By Tuesday afternoon, six babies were born at North Shore Medical Center, including one set of twins, according to Casey Chuy, the hospital’s senior marketing manager.
“They all have interesting stories to tell,” Gadon said. “For women having babies, in labor, there’s always that thought in the back of your mind — you don’t want to have the baby while you’re on the way to the hospital or stuck on the road.”
One family is thankful they lived right around the corner from a hospital, close enough to say it was in their neighborhood.
Still, it took about five minutes to get to Beverly Hospital once Micah Thomas Bartley decided it was time to enter the world, according to his mother, Sarah Bartley.

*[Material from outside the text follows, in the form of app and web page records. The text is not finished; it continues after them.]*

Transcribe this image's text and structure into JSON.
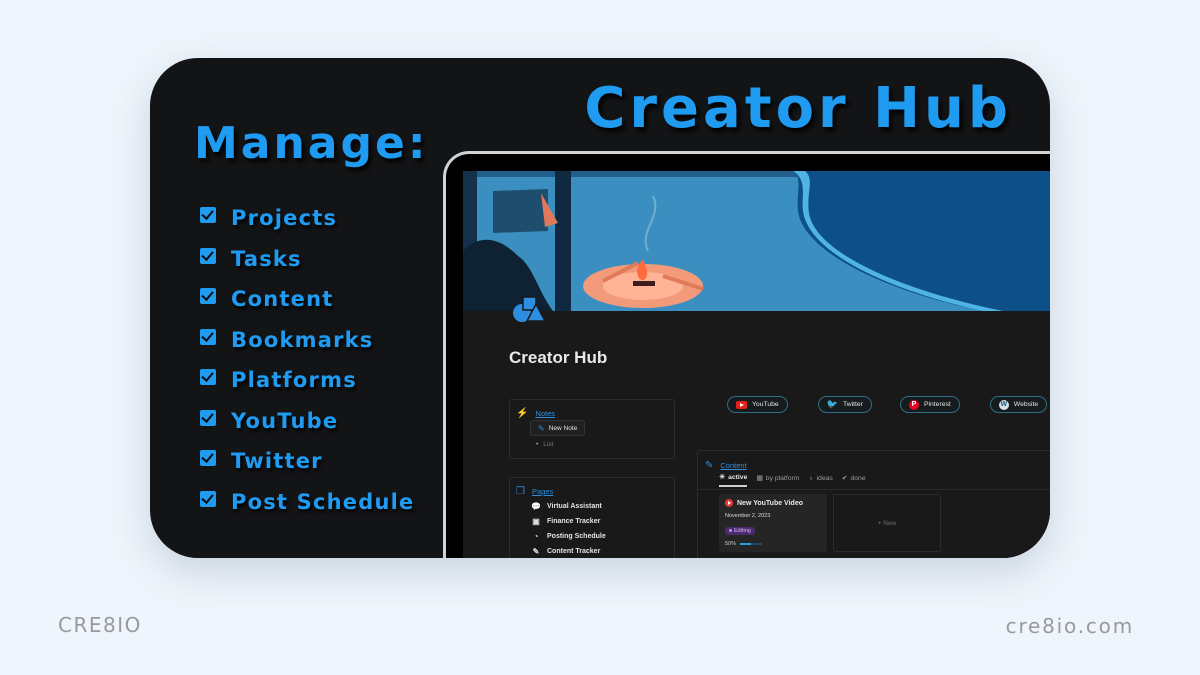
{
  "headline": "Creator Hub",
  "manage_title": "Manage:",
  "checklist": [
    {
      "label": "Projects",
      "checked": true
    },
    {
      "label": "Tasks",
      "checked": true
    },
    {
      "label": "Content",
      "checked": true
    },
    {
      "label": "Bookmarks",
      "checked": true
    },
    {
      "label": "Platforms",
      "checked": true
    },
    {
      "label": "YouTube",
      "checked": true
    },
    {
      "label": "Twitter",
      "checked": true
    },
    {
      "label": "Post Schedule",
      "checked": true
    }
  ],
  "colors": {
    "accent": "#1f9bf2",
    "card_bg": "#131416",
    "page_bg": "#eef5fc",
    "notion_bg": "#191919",
    "link": "#2d8ee0"
  },
  "notion": {
    "page_icon": "shapes-icon",
    "page_title": "Creator Hub",
    "notes": {
      "heading": "Notes",
      "icon": "bolt-icon",
      "new_button": "New Note",
      "list_item": "List"
    },
    "pages": {
      "heading": "Pages",
      "icon": "copy-icon",
      "items": [
        {
          "label": "Virtual Assistant",
          "icon": "chat-icon"
        },
        {
          "label": "Finance Tracker",
          "icon": "money-icon"
        },
        {
          "label": "Posting Schedule",
          "icon": "clock-icon"
        },
        {
          "label": "Content Tracker",
          "icon": "edit-icon"
        }
      ]
    },
    "platforms": [
      {
        "label": "YouTube",
        "icon": "youtube-icon"
      },
      {
        "label": "Twitter",
        "icon": "twitter-icon"
      },
      {
        "label": "Pinterest",
        "icon": "pinterest-icon"
      },
      {
        "label": "Website",
        "icon": "wordpress-icon"
      }
    ],
    "content": {
      "heading": "Content",
      "tabs": [
        {
          "label": "active",
          "icon": "lightbulb-on-icon",
          "active": true
        },
        {
          "label": "by platform",
          "icon": "grid-icon",
          "active": false
        },
        {
          "label": "ideas",
          "icon": "lightbulb-icon",
          "active": false
        },
        {
          "label": "done",
          "icon": "check-circle-icon",
          "active": false
        }
      ],
      "cards": [
        {
          "title": "New YouTube Video",
          "date": "November 2, 2023",
          "status": "Editing",
          "progress_label": "50%",
          "progress": 0.5
        }
      ],
      "new_label": "+ New"
    }
  },
  "footer": {
    "brand_left": "CRE8IO",
    "brand_right": "cre8io.com"
  }
}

“I was due on Sunday,” Sarah said. “We wondered if this baby would be a pain… but we didn’t expect this at all.”
As Sunday came and went and blizzard warnings grew more dire, so too did Bartley’s belief that her son would be a blizzard baby.
“It probably sunk in Sunday morning, as there was a big storm coming, two or three feet of snow, and we were like, ‘oh, man,’” Sarah said. “I had a pretty good idea that this baby was going to be born in the blizzard.”
So the Bartley’s prepared. They asked a family friend to stay at the house before the storm to watch their three-year-old son Silas if necessary. A neighbor with a snow plow was also on standby if a trip to the hospital was necessary.
By 7:30 a.m. Tuesday, more than a foot of snow was on the ground when Bartley went into labor.
“When I was ready to go in, thankfully we had really wonderful neighbors and one of them have a plow,” Barley said. “We woke him up and he came out and drove ahead of our car so we could get to the hospital safely.”
The family was checked in by 8 a.m. Three hours later, they had a new, eight pound baby boy.
“It’s nice to have a fun story,” she said. “We’ll always have that fun story to tell him when he’s older, about how exciting it was and how well we were cared for by our friends.”
Dustin Luca writes for the Salem News.